Pope Benedict said he thinks "that today too the church should open a sort of 'Court of the Gentiles' in which people might in some way latch on to God, without knowing him and before gaining access to his mystery, at whose service the inner life of the church stands."
7. Christmas Past: A Story
Before Christmas 2009 recedes into a distant past, you might enjoy this story about the meaning of Christmas, told in the Christmas homily of Bishop Paul Swain of Sioux Falls, S.D.
As Bishop Swain approached the moment of telling this story, he first asked the congregation to "pray for all the men and women around the world, but especially in Iraq and Afghanistan, who experience [a] lonely Christmas in order to be peacemakers in our name." He said, "May we in their name be peacemakers here at home in our families, our community and our church."
Then the bishop proceeded to tell of a soldier during World War II who was stationed near London. The soldier "recalled that at home he went to church every Christmas with his family, but this year, of course, he could not. A little blue, he walked down the road with his buddies.
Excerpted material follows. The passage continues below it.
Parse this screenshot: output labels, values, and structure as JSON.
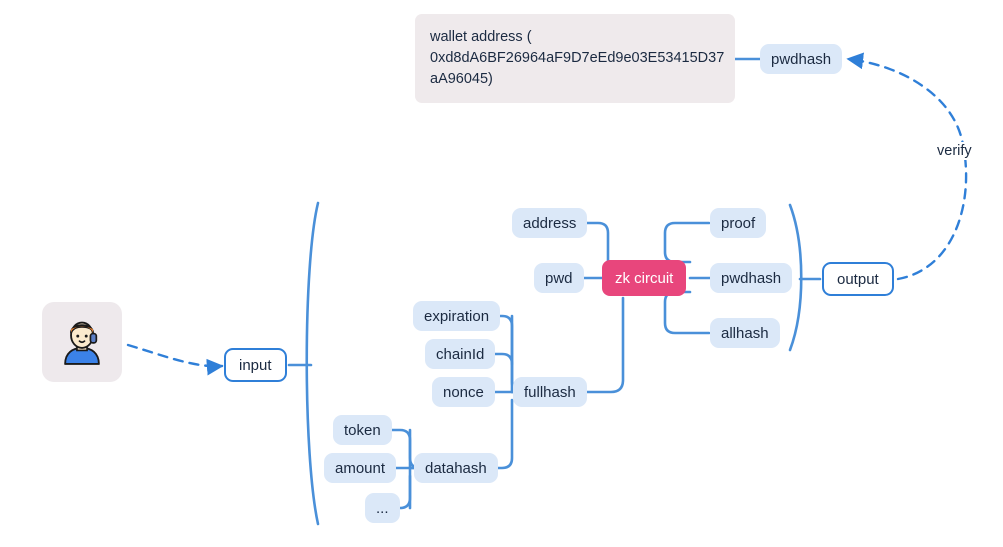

"They came to an old, gray stone building. Over its door were the carved words: Queen Ann's Orphanage. They decided to see what kind of Christmas was taking place inside. The manager explained that the children were orphans of parents killed in the bombing of London. The soldiers were surprised to see no real sign of Christmas, no tree, no presents. Feeling sorry for the young ones, they moved around the room wishing the children 'Merry Christmas' and giving them whatever they had - a stick of gum, a life saver, a nickel, a pencil.
"The lonely soldier noticed a little fellow alone in the corner. He looked a lot like his nephew back home. He went to him and said, 'You, little guy, what do you want for Christmas?' The little boy looked at him with big, sad eyes and replied, 'Will you hold me?' The lonely soldier picked up the lonely little boy and held him very close.
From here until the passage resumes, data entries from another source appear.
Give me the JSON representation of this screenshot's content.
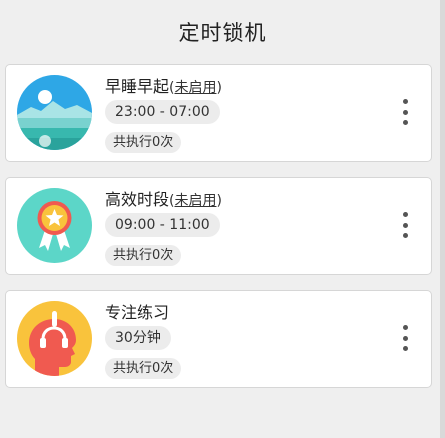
{
  "header": {
    "title": "定时锁机"
  },
  "cards": [
    {
      "name": "早睡早起",
      "status_open": "(",
      "status": "未启用",
      "status_close": ")",
      "time": "23:00 - 07:00",
      "count": "共执行0次",
      "icon": "landscape-sun-icon"
    },
    {
      "name": "高效时段",
      "status_open": "(",
      "status": "未启用",
      "status_close": ")",
      "time": "09:00 - 11:00",
      "count": "共执行0次",
      "icon": "award-ribbon-icon"
    },
    {
      "name": "专注练习",
      "time": "30分钟",
      "count": "共执行0次",
      "icon": "head-headphones-icon"
    }
  ],
  "colors": {
    "background": "#efefef",
    "card": "#ffffff",
    "pill": "#ececec",
    "teal": "#5cd6c8",
    "yellow": "#f9c33c",
    "red": "#f05a50",
    "sky": "#2ea7e6"
  }
}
"It was not an accident that God chose to introduce his son into the world as a child. In a child we all see hope. When we see a child smile our spirits are lifted. It is as if God sends a sign that despite all the problems, his creation continues; despite our troubles and mistakes, his love remains and a new generation is gifted with life.
"That is what Christmas can be for each of us each year, a time of hope, a reaffirmation that God still loves us so much that he sent and sends and will send again his son to be with us."
8. And Finally, a Lasting Lesson of Christmas
"Sometimes the hardest way to recognize Jesus and respond to him [is] in other people's needs. But Jesus put so much emphasis on it in his teaching that we need to keep trying," Archbishop George Niederauer of San Francisco said in a message for Christmas. He identified two challenges to consider when it comes to responding to the needs of others.
-- "Sometimes people's needs are so great they frighten us off: so many hungry, homeless people, and so little each of us can do; what to say to someone we know who is dying of cancer; someone so angry and bitter and alienated we don't know where or how to begin.
-- "Other times the needs are so simple we might miss them: the need for a friendly gesture; for a time of patient listening; for an encouraging or forgiving word."
But, the archbishop said, "whether the needs are great or small, we need to give of ourselves whatever we can, knowing that Jesus measures not volume but the caring of the heart."